Ah, presenting people with stuff you’ve made for them – why is it rarely the joyous, altruistic act I anticipate when I plan the bloody things? What starts out as me being very excited to do something lovely for another person has a tendency to turn into a minefield of negative thoughts, any of which I could trip over at any time.
One of my favourite things to do for a gathering is bake something for it. Generally, this goes down pretty well, although I do recall baking for new neighbours and receiving the response, “Oh, you baked” (no exclamation mark).
The chief potential pitfall of baking is obvious: the recipient could hate it (possibly with good reason – when you bake a cake etc, you don’t get to sample it before you unleash it on the poor eater. Top tip: bake cookies, muffins, a tray bake that you can slice up beforehand – anything that can pass through quality control pre-handover). Baking disasters aside, there’s also the possibility/probability they won’t like coconut/banana/cherries/dried fruit. They may also have dietary requirements you are unaware of. I used to give scant regard to all that nonsense; I would make and bestow the gift in good spirit and the recipient’s behaviour after that is up to them. If they give it to someone else, throw it away, whatever, it doesn’t matter: better to try and fail than not to bother at all.
Last week, however, I made some Anzac biscuits for a barbeque being held on Anzac Day. Everyone else would bring meat and alcohol, right? I would provide dessert. Great, topical idea.
Only it was my first time baking in my new oven, so I wasn’t entirely sure how it would turn out. And it was a new recipe. And I got to the point of no return before realising that I was missing an ingredient. I ploughed ahead regardless, tested the final product, decided it was tasty and fabulous and packed the biscuits up in a tin for said barbeque.
The next evening, I handed over my wares: “I made Anzac biscuits!” (announced in cheery, nonchalant tone, omitting oven issues and absent elements of recipe).
“Oh, yes!” (correct, enthusiastic response from recipient).
...the forthcoming consumption of my dessert offering then loomed over me like an unopened letter ALL EVENING. Half of me was worried they wouldn’t want to risk my crappy biscuits; the other half was petrified that the subject would indeed be raised and everyone would have to make happy noises as they were force-fed.
The moment came. I compounded any latent suspicion by announcing that I didn’t want any biscuits, thank you very much, but everybody else filled their bowls (the Anzacs were complemented by vanilla figs and ice cream).
Of course, polite company that I keep, the mmms and oohs soon began. Not that I could really believe them, of course. I refrained from saying anything along the lines of “You don’t have to eat them if you don’t want to”, “Are they REALLY good?” or, worst of all, “Thank God: I didn’t know what I was doing with that new oven, had to leave them in for twice as long as normal and missed out the bicarb! They’re practically a lucky dip!”
The crunch (ho ho ho) came at the end of the evening. I had made loads of biscuits and asked – again, with extreme nonchalance – if they’d like to hang on to the rest of the tin.

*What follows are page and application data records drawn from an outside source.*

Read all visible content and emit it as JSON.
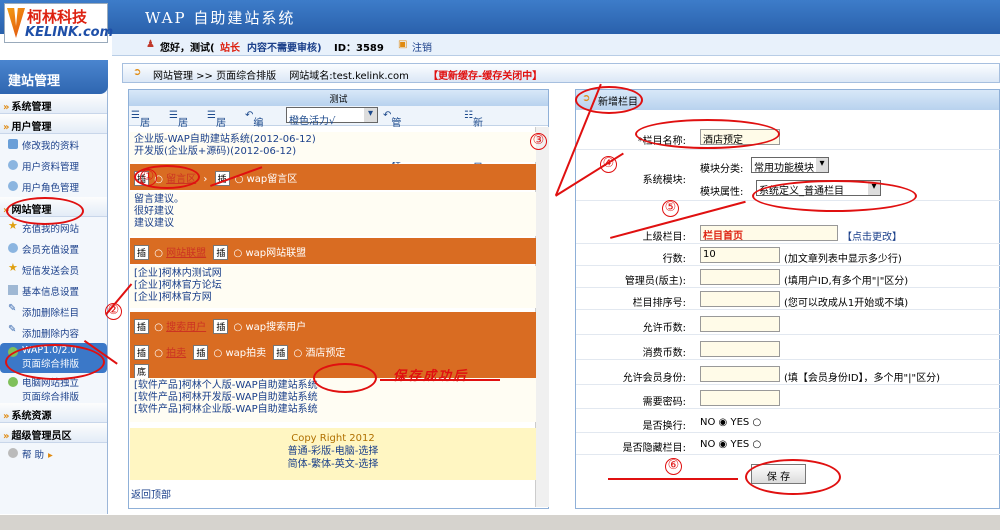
{
  "app": {
    "logo_line1": "柯林科技",
    "logo_line2": "KELINK.com",
    "system_title": "WAP 自助建站系统"
  },
  "user": {
    "greeting": "您好，测试(",
    "role": "站长",
    "notice": "内容不需要审核)",
    "id_label": "ID：3589",
    "logout": "注销"
  },
  "nav": {
    "header": "建站管理",
    "sections": [
      {
        "label": "系统管理"
      },
      {
        "label": "用户管理",
        "items": [
          "修改我的资料",
          "用户资料管理",
          "用户角色管理"
        ]
      },
      {
        "label": "网站管理",
        "items": [
          "充值我的网站",
          "会员充值设置",
          "短信发送会员",
          "基本信息设置",
          "添加删除栏目",
          "添加删除内容",
          "WAP1.0/2.0",
          "页面综合排版",
          "电脑网站独立",
          "页面综合排版"
        ]
      },
      {
        "label": "系统资源"
      },
      {
        "label": "超级管理员区"
      }
    ],
    "help": "帮 助"
  },
  "crumb": {
    "path": "网站管理 >> 页面综合排版",
    "domain_label": "网站域名:test.kelink.com",
    "status": "【更新缓存-缓存关闭中】"
  },
  "left": {
    "title": "测试",
    "toolbar": {
      "left": "居左",
      "center": "居中",
      "right": "居右",
      "edit": "编辑",
      "theme": "橙色活力√",
      "css": "管理CSS样式",
      "new_col": "新增栏目"
    },
    "lines": [
      "企业版-WAP自助建站系统(2012-06-12)",
      "开发版(企业版+源码)(2012-06-12)"
    ],
    "ins": "插",
    "bottom": "底",
    "block1": {
      "a": "留言区",
      "b": "wap留言区"
    },
    "block1_list": [
      "留言建议。",
      "很好建议",
      "建议建议"
    ],
    "block2": {
      "a": "网站联盟",
      "b": "wap网站联盟"
    },
    "block2_list": [
      "[企业]柯林内测试网",
      "[企业]柯林官方论坛",
      "[企业]柯林官方网"
    ],
    "block3": {
      "a": "搜索用户",
      "b": "wap搜索用户"
    },
    "block4": {
      "a": "拍卖",
      "b": "wap拍卖",
      "c": "酒店预定"
    },
    "products": [
      "[软件产品]柯林个人版-WAP自助建站系统",
      "[软件产品]柯林开发版-WAP自助建站系统",
      "[软件产品]柯林企业版-WAP自助建站系统"
    ],
    "footer": [
      "Copy Right 2012",
      "普通-彩版-电脑-选择",
      "简体-繁体-英文-选择"
    ],
    "back_top": "返回顶部",
    "annotation": "保存成功后"
  },
  "right": {
    "title": "新增栏目",
    "rows": [
      {
        "label": "*栏目名称:",
        "value": "酒店预定"
      },
      {
        "label": "系统模块:",
        "sub1": "模块分类:",
        "sel1": "常用功能模块",
        "sub2": "模块属性:",
        "sel2": "系统定义_普通栏目"
      },
      {
        "label": "上级栏目:",
        "value": "栏目首页",
        "note": "【点击更改】"
      },
      {
        "label": "行数:",
        "value": "10",
        "note": "(加文章列表中显示多少行)"
      },
      {
        "label": "管理员(版主):",
        "value": "",
        "note": "(填用户ID,有多个用\"|\"区分)"
      },
      {
        "label": "栏目排序号:",
        "value": "",
        "note": "(您可以改成从1开始或不填)"
      },
      {
        "label": "允许币数:",
        "value": ""
      },
      {
        "label": "消费币数:",
        "value": ""
      },
      {
        "label": "允许会员身份:",
        "value": "",
        "note": "(填【会员身份ID】，多个用\"|\"区分)"
      },
      {
        "label": "需要密码:",
        "value": ""
      },
      {
        "label": "是否换行:",
        "no": "NO",
        "yes": "YES"
      },
      {
        "label": "是否隐藏栏目:",
        "no": "NO",
        "yes": "YES"
      }
    ],
    "save": "保 存"
  },
  "markers": [
    "①",
    "②",
    "③",
    "④",
    "⑤",
    "⑥"
  ],
  "colors": {
    "accent": "#2f66b0",
    "orange": "#d96c22",
    "red": "#e01010"
  }
}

The speed at which the tin was snatched up and affirmations emitted gave me my final answer: the biscuits were okay. Cue journey home (and rest of night, and next morning) sounding something like this: “I’m so glad they liked the biscuits. I’m so happy I baked. I’m really pleased I made the effort. So glad I did that. I love that they liked the biscuits.” Repeat ad nauseum.
Alright already! It’s only a batch of bloody biscuits! Nobody actually cares; they may have chucked them all away once you left, for all you know...
Oh no :(
Next time: the baby blanket I have made but not yet bestowed on parents as I’m worried they’ll laugh at it/hate it/laugh at it and hate it.